In other words, positive economic shocks increased incarceration rates and the use of prison labor. The effect is reversed during Nigeria’s postcolonial period (beginning with independence in 1960), where prison labor was not a central part of state finance and policy (and though agriculture is still the major sector for GDP, over 75 percent of government revenue now comes from petroleum exports). 

In the postcolonial period (with our data from 1971-1995), negative shocks like droughts or floods that decrease people’s agricultural incomes tend to increase incarceration rates, primarily through economic crimes like property theft. The reversal result and differences in the rationale of incarceration between colonial and post-colonial governments are reflected in the differences in the spatial distribution of prisoners between the colonial and postcolonial periods, as shown in Figure 2. Colonial imprisonment rates are higher and clustered in the southern region, which had more productive export cash crops like palm oil and cocoa than in the northern region. The picture for postcolonial imprisonment is much more dispersed/much less clustered in Figure 2. 

These differences are also reflected in the categories of crimes for which Africans were incarcerated during the colonial vs postcolonial periods, as shown in Figure 3. Over 50 percent of convictions in colonial courts were essentially for tax default and violations of colonial “social economy” laws (including everything from shirking an employer to ‘vagrancy’) or “offences against revenue laws, municipal, road and other laws relating to the social economy of the colony.” The major postcolonial period category for incarceration, on the other hand, is property crimes. 

To add estimates to these results, we find that moderate positive rainfall shocks, signaling increases in agricultural productivity in a largely agrarian economy, increased short-term incarceration rates (for prisoners with less than 6-month sentences), by between 9 percent and 12 percent, relative to a sample mean of 135 prisoners per 100,000 population, as shown in Figure 4. 

These shocks had no effect on long-term imprisonment (defined as prison sentences of more than 2 years). We also found that moderate positive rainfall shocks were positively correlated with the rate at which people awaiting trial were handed short sentences. In contrast, moderate positive rainfall shocks have no effect on incarceration rates in the postcolonial period. Instead, extreme negative and positive rainfall shocks like droughts and floods increase incarceration rates by 21 percent and 19 percent, respectively, relative to the sample mean of 105 prisoners per 100,000 population. 
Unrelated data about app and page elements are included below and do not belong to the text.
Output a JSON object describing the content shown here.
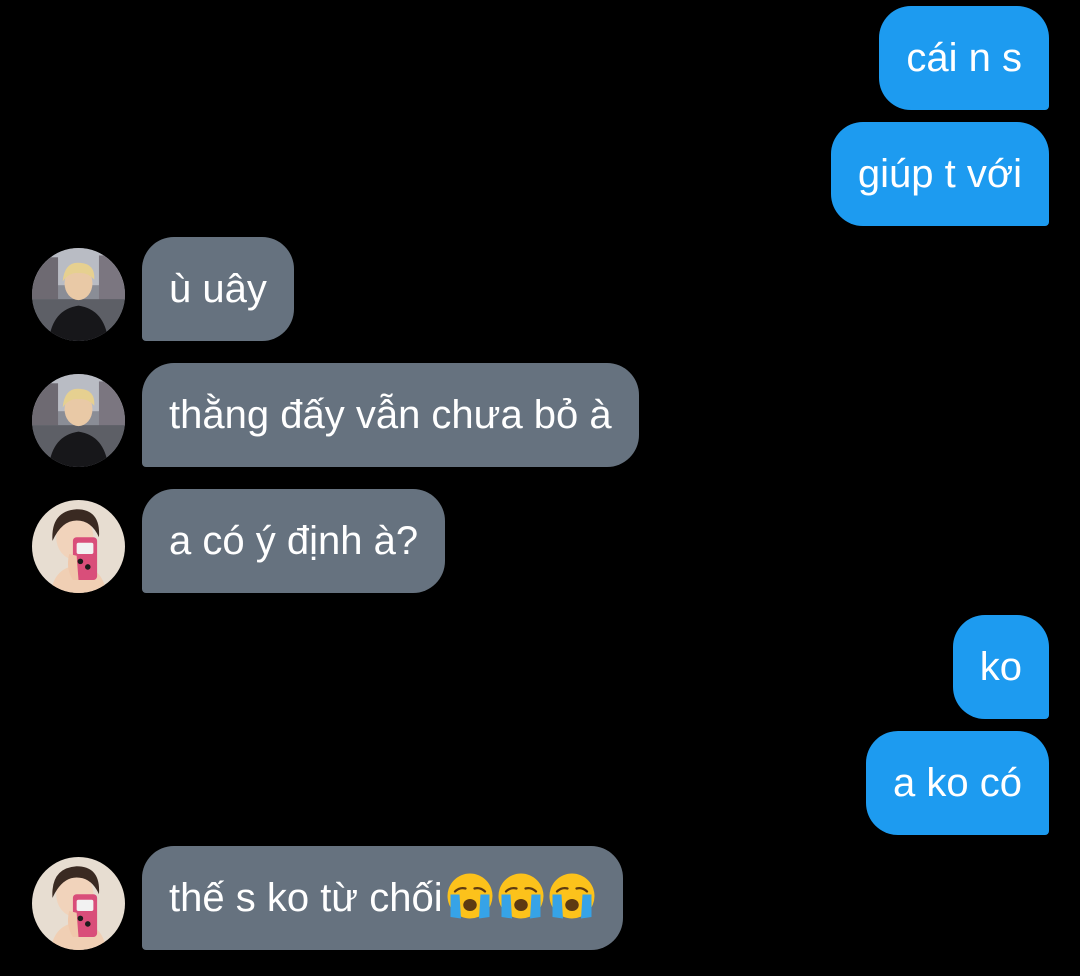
{
  "colors": {
    "background": "#000000",
    "sent_bubble": "#1d9bf0",
    "received_bubble": "#66727f",
    "text": "#ffffff"
  },
  "messages": [
    {
      "direction": "sent",
      "text": "cái n s"
    },
    {
      "direction": "sent",
      "text": "giúp t với"
    },
    {
      "direction": "received",
      "avatar": "avatar-blond-hoodie",
      "text": "ù uây"
    },
    {
      "direction": "received",
      "avatar": "avatar-blond-hoodie",
      "text": "thằng đấy vẫn chưa bỏ à"
    },
    {
      "direction": "received",
      "avatar": "avatar-mirror-selfie",
      "text": "a có ý định à?"
    },
    {
      "direction": "sent",
      "text": "ko"
    },
    {
      "direction": "sent",
      "text": "a ko có"
    },
    {
      "direction": "received",
      "avatar": "avatar-mirror-selfie",
      "text": "thế s ko từ chối",
      "emojis": [
        "loudly-crying-face",
        "loudly-crying-face",
        "loudly-crying-face"
      ]
    }
  ]
}
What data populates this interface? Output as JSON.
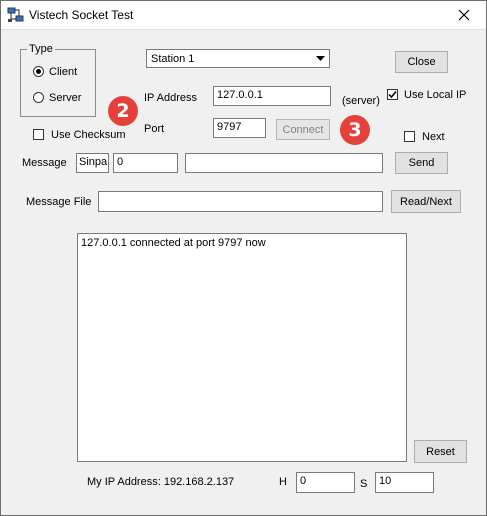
{
  "window": {
    "title": "Vistech Socket Test",
    "app_icon": "network-icon",
    "close_icon": "close-icon"
  },
  "type_group": {
    "legend": "Type",
    "options": [
      {
        "label": "Client",
        "selected": true
      },
      {
        "label": "Server",
        "selected": false
      }
    ]
  },
  "station": {
    "selected": "Station 1",
    "arrow_icon": "chevron-down-icon"
  },
  "ip": {
    "label": "IP Address",
    "value": "127.0.0.1",
    "suffix": "(server)"
  },
  "use_local_ip": {
    "label": "Use Local IP",
    "checked": true
  },
  "port": {
    "label": "Port",
    "value": "9797"
  },
  "connect_button": "Connect",
  "close_button": "Close",
  "use_checksum": {
    "label": "Use Checksum",
    "checked": false
  },
  "next": {
    "label": "Next",
    "checked": false
  },
  "message": {
    "label": "Message",
    "prefix": "Sinpa",
    "number": "0",
    "text": ""
  },
  "send_button": "Send",
  "message_file": {
    "label": "Message File",
    "value": ""
  },
  "read_next_button": "Read/Next",
  "log": {
    "lines": [
      "127.0.0.1 connected at port 9797 now"
    ]
  },
  "reset_button": "Reset",
  "status": {
    "my_ip_label": "My IP Address: 192.168.2.137"
  },
  "h_field": {
    "label": "H",
    "value": "0"
  },
  "s_field": {
    "label": "S",
    "value": "10"
  },
  "annotations": {
    "badge_2": "2",
    "badge_3": "3",
    "badge_color": "#e5413a"
  }
}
Figure 4 also shows these effects redefining economic shocks not as rainfall shocks but as an index of major agricultural commodity exports, like palm oil, cocoa, and groundnut. We find that for one of the most productive cash crops, palm oil, higher palm oil prices increased colonial incarceration rates in areas producing the crop. Positive economic shocks increased incarceration rates over the colonial period as colonial officials strove to satisfy increased demands for labor on valuable public works.

The data show that the use of prison labor by colonial regimes to satisfy economic and extrajudicial interests had long-term effects on citizens’ trust in legal institutions like police. And this trust is not easily restored. Despite Nigeria gaining independence in 1960 and the use of the prison system for economic interests ending shortly thereafter, contemporary trust in legal institutions, including police, courts, and tax administration, in areas with high historical levels of colonial imprisonment remain low, as shown in Figure 5. The mistrust is specific to legal institutions, and there is no effect of high historical levels of colonial imprisonment on measures of interpersonal trust, like trust in neighbors, relatives, or elected local governing council members. 

Our historical research has implications for contemporary policy. While prison labor may seem like an attractive prospect for governments seeking to boost their economies in the face of rising prison populations, states should proceed with caution given the potentially negative effects on incarceration rates and citizens’ views of state legitimacy.